Sometimes people conceive of a third vocation which would apply to a person who just happens to find themselves living in a single, chaste lifestyle, as many individuals do today. But because our call is to love in a total and committed way and the totality of that love includes our body and sexuality, an uncommitted single state cannot be considered to fulfill our vocation to love and should be viewed as a merely transitional stage on the way to commitment.
This can be a very difficult realization for individuals who haven't yet recognized a clear vocation to marriage or celibacy or haven't had an opportunity or ability to act on their discerned vocation for various reasons. But the reality is that sin and brokenness – in the world, in other people, and in ourselves – really can frustrate or delay our progress toward one of the two vocations.
Same-sex attraction is one of the things that can present such a challenge, especially if we feel that desire to give ourselves to another person in a committed sexual relationship. It indeed may be that some of us with same-sex attraction are actually called to marriage with a person of the opposite sex and are experiencing attraction to the same sex as a great difficulty that can temporarily or indefinitely frustrate this vocation in this world.
The Fruitfulness of Celibacy
Whether we're actually called to celibacy or we're called to marriage and find ourselves living a celibate life because of difficulty or circumstance, we can look at the charism of celibacy for ways to bear the fruit of love.
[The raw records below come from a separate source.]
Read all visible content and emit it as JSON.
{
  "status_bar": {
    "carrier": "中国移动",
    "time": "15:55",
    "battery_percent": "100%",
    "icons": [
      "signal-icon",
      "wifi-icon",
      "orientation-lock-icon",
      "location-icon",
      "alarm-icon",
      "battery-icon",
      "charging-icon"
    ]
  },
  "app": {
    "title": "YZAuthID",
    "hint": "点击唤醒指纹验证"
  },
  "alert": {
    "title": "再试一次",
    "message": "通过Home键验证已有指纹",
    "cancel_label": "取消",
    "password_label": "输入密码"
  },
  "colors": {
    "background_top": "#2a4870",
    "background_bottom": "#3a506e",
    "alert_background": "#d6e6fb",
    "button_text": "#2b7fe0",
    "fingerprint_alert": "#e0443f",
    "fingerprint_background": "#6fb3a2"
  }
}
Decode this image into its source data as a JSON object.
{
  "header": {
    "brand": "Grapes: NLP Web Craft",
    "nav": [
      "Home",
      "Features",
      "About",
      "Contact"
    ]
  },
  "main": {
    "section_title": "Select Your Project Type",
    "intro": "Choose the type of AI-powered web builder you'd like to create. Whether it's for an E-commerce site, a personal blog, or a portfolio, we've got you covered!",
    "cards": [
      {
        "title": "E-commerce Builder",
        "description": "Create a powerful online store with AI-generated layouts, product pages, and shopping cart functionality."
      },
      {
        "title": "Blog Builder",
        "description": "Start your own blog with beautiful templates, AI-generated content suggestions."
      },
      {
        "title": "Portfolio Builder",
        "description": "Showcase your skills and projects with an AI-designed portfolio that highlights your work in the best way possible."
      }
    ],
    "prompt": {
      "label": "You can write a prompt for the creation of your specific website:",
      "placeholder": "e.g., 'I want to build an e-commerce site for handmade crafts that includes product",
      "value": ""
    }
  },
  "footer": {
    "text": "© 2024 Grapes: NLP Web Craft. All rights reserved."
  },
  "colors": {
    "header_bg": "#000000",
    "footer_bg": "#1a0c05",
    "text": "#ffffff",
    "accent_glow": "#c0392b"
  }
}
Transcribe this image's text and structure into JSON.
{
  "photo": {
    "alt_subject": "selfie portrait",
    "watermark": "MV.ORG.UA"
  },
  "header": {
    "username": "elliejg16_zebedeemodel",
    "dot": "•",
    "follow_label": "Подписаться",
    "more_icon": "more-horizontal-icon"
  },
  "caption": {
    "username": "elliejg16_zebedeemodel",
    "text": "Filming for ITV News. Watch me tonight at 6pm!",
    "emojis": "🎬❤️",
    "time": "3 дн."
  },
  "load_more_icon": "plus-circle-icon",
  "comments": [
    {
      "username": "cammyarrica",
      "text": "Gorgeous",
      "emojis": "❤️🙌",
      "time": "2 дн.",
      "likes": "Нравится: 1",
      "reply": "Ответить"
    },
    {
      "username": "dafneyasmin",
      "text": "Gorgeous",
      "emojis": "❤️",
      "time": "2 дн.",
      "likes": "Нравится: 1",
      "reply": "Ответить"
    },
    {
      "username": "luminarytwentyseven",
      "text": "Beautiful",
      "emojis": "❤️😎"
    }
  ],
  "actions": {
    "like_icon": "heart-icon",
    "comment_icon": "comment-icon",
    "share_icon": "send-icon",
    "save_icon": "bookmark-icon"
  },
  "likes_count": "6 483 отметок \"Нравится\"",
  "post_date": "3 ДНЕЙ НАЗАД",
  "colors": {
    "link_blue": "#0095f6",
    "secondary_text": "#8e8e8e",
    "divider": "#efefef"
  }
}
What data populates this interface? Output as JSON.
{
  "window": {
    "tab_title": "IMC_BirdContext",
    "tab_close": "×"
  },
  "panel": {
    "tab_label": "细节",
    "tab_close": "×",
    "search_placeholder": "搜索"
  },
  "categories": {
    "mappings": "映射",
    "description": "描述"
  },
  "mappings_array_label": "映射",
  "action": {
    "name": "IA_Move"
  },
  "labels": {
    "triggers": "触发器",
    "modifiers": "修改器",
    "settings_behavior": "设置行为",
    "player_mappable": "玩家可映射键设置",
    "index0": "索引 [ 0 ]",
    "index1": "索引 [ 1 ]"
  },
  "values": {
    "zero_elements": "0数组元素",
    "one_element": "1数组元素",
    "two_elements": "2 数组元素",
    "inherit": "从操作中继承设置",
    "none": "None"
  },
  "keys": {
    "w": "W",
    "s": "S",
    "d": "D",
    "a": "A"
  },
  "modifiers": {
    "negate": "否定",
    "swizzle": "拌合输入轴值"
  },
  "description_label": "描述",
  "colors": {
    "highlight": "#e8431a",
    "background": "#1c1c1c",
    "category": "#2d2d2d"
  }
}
“Familiaris Consortio” reminds us that celibacy “does not contradict the dignity of marriage but presupposes it and confirms it...When marriage is not esteemed, neither can consecrated virginity or celibacy exist; when human sexuality is not regarded as a great value given by the Creator, the renunciation of it for the sake of the Kingdom of Heaven loses its meaning.” (FC 16.) Even if we live a celibate life simply out of respect for Church teaching, we point to the dignity of marriage and the ultimate reality of love in Heaven.
And celibacy makes us available to do God's work in a particular way we might not otherwise experience. St. Paul writes, “The unmarried man is anxious about the affairs of the Lord, how to please the Lord; but the married man is anxious about worldly affairs, how to please his wife, and his interests are divided. And the unmarried woman or girl is anxious about the affairs of the Lord, how to be holy in body and spirit; but the married woman is anxious about worldly affairs, how to please her husband. I say this for your own benefit, not to lay any restraint upon you, but to promote good order and to secure your undivided devotion to the Lord.” (1 Cor 7:32ff)
Finally, celibacy allows us to love God and others in such a way that we can become spiritual fathers and mothers specifically by this use of our sexuality. “Virginity or celibacy, by liberating the human heart in a unique way, 'so as to make it burn with greater love for God and all humanity,' bears witness that the Kingdom of God and His justice is that pearl of great price which is preferred to every other value no matter how great, and hence must be sought as the only definitive value...In spite of having renounced physical fecundity, the celibate person becomes spiritually fruitful, the father and mother of many, cooperating in the realization of the [human] family according to God's plan.” (FC 16.)
Wherever we find ourselves on the road to our vocation, we can have hope in God's plan for our sexuality and relationship with Him, trust in His love for us, and faith that our vocation to love will ultimately be realized.
Copyright 2012 Patrick Einheber -- [email protected] -- BeforeIFormedYou.com
* Catholic News Agency columns are opinion and do not necessarily express the perspective of the agency.